Variable 'b' will get the memory at -8(%ebp) because 'a' is of 4 bytes.
Variable 'c' will get the memory ar -4(%ebp) because 'b' is also of 4 bytes.

So, The final function symbol will be:

Step3: Translating C code to assembly language.

In this process whenever we have to access the variable we will replace that by the offset address given in the functionsymbol table.

To convert the function C source code into assembly we need to know one thing that is GNU compilers follows a standard which says that:

"Every function consist of 4 parts which are:
1.) Function name
2.)Pre-amble (the opening brace of function)
4.)Post-amble (the closing brace of function)"

And the same is written as the following:

Function name :

Here pre-amble defines the code for the opening curly brace and
       post-amble defines the code for the closing curly brace.

Let us take a look at the both the pre-amble ,function body and post-amble small piece of code:

Pre-amble code:
  1. Pushl %ebp  
  2. Movl %esp,%ebp  
Function-body code:
  1. Subl $12, %esp  
  2. Movl $100, -12(%ebp)  
  3. Movl $100, -8(%ebp)  
  4. Movl -8(%ebp), %eax  
  5. Addl -12(%ebp) , %eax  
  6. Movl %eax, -4(%ebp)  
Post-amble code:
  1. movl %ebp, %esp  
  2. popl %ebp  
  3. popl %eip  

pre-amble and post-amble are the most important part to understand how the stack flow works in  function in c language,
what is the ebp ,esp and eip ?
ebp is the pointer to base address of the stack and
esp is the pointer to top address of the stack.
eip is the pointer to the current instruction to be executed .

Now let us take the instruction one by one and see what it means:

pushl %ebp :--> This instruction means push the content/value of the ebp to the top of the stack.
movl %esp,%ebp :--> This instruction means copy the content/value of the esp to the ebp that is now both the pointers points to the same location.
subl $12, %esp :-->This the first instruction of the function body and it does the job of allocating the space for the function on the stack by subtracting the total amount of space required for the function from the esp so that esp points to the top of the stack as it is defined to be.
you can also note that now there will be a difference of 12 bytes in the ebp and esp as per our example which is nothing but the space required by the function to allocate its local variables.

 movl $100 , -12(%ebp) :--> This instruction means that move the value 100 at the location 12 less than the location of ebp. that is if ebp is pointing to 1012 address location put the value 100 at 1000(1012-12).
popl %ebp --> This instruction means that pop out the contents at the top of the stack that is value at the address pointed by the esp pointer.

Rest the instruction meanings are self explanatory in corresponding to these instructions.

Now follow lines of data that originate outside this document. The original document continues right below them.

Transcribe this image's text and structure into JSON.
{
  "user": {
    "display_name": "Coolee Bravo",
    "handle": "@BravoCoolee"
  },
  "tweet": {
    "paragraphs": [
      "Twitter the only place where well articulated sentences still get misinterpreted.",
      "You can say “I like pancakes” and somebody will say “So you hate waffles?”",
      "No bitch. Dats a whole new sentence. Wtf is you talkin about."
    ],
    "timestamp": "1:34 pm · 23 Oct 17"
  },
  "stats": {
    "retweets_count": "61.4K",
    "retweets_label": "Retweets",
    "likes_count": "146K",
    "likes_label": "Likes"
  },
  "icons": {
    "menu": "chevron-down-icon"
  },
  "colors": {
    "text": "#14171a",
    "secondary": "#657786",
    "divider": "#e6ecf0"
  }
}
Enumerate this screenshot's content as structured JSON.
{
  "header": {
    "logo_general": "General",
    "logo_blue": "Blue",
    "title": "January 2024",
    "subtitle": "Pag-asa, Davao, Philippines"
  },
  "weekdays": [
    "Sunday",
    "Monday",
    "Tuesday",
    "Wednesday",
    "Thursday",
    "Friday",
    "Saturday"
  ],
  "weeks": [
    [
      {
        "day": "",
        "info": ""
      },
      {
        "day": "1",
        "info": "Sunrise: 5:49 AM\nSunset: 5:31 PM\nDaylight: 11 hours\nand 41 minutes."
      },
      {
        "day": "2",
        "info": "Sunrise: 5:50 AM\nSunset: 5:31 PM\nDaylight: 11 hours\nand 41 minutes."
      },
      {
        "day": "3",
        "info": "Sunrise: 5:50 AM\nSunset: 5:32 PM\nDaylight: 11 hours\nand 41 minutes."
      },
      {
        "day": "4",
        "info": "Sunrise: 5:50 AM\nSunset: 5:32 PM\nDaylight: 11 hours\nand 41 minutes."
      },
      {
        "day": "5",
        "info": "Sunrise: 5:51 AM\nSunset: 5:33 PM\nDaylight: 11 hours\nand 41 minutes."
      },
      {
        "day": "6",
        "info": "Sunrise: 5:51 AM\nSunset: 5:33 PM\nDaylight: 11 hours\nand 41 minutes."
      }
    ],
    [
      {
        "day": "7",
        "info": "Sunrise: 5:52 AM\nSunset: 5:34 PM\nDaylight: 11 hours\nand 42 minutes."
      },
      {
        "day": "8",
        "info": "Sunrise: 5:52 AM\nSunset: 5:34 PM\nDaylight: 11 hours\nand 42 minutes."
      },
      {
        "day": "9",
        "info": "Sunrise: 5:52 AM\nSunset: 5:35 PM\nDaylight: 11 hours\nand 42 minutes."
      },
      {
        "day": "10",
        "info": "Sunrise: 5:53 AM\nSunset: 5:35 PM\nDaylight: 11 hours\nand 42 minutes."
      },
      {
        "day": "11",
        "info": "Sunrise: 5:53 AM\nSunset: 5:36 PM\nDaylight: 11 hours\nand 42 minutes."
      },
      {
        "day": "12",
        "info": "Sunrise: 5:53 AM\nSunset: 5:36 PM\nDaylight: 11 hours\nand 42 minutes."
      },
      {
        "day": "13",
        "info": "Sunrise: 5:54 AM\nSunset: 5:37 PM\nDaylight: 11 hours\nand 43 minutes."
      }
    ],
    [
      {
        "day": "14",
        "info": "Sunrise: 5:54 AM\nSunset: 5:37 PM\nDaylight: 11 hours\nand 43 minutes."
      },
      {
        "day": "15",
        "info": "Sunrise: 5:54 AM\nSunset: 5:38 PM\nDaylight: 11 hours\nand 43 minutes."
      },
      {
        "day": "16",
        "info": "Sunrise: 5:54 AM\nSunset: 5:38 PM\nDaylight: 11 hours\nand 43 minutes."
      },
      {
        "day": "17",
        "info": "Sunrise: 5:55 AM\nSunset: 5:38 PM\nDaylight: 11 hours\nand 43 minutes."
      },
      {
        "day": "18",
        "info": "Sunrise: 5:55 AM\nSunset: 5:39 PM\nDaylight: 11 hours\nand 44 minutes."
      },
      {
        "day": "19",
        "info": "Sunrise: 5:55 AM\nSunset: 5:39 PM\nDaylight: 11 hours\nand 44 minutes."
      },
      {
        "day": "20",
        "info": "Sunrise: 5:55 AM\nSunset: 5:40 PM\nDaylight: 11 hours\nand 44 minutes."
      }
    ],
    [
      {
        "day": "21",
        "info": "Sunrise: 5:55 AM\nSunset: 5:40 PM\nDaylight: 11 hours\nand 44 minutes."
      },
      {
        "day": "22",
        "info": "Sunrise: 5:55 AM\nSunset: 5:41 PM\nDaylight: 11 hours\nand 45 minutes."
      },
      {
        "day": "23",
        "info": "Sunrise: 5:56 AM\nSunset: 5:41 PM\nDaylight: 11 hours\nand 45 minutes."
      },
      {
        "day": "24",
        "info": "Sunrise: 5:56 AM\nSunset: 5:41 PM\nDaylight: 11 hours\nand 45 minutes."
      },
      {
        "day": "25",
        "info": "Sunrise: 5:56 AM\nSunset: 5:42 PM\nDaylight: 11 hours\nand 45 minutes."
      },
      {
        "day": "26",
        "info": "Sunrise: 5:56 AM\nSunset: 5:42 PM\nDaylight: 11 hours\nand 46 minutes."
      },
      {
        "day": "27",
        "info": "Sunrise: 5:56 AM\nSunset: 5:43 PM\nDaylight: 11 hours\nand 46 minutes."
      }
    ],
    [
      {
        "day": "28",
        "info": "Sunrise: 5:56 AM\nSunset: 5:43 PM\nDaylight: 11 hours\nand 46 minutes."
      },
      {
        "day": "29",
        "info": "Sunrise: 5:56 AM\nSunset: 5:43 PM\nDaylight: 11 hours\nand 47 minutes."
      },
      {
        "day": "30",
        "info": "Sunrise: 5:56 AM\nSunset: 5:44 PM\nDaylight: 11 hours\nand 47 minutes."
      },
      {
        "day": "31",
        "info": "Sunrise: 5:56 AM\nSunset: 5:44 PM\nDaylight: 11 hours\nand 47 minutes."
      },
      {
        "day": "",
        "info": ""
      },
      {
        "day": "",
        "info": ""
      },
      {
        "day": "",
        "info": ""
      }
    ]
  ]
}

Full code:
  1. Main:  
  2. Pushl %ebp  
  3. Movl %esp,%ebp  
  4. Subl $12, %esp  
  5. Movl $100, -12(%ebp)  
  6. Movl $100, -8(%ebp)  
  7. Movl -8(%ebp), %eax  
  8. Addl -12(%ebp) , %eax  
  9. Movl %eax, -4(%ebp)  
  10. movl %ebp, %esp  
  11. popl %ebp  
  12. popl %eip  

This is how we can convert the C code of a function to the assembly source code. The main thing to understand is the pre-amble and the post-amble .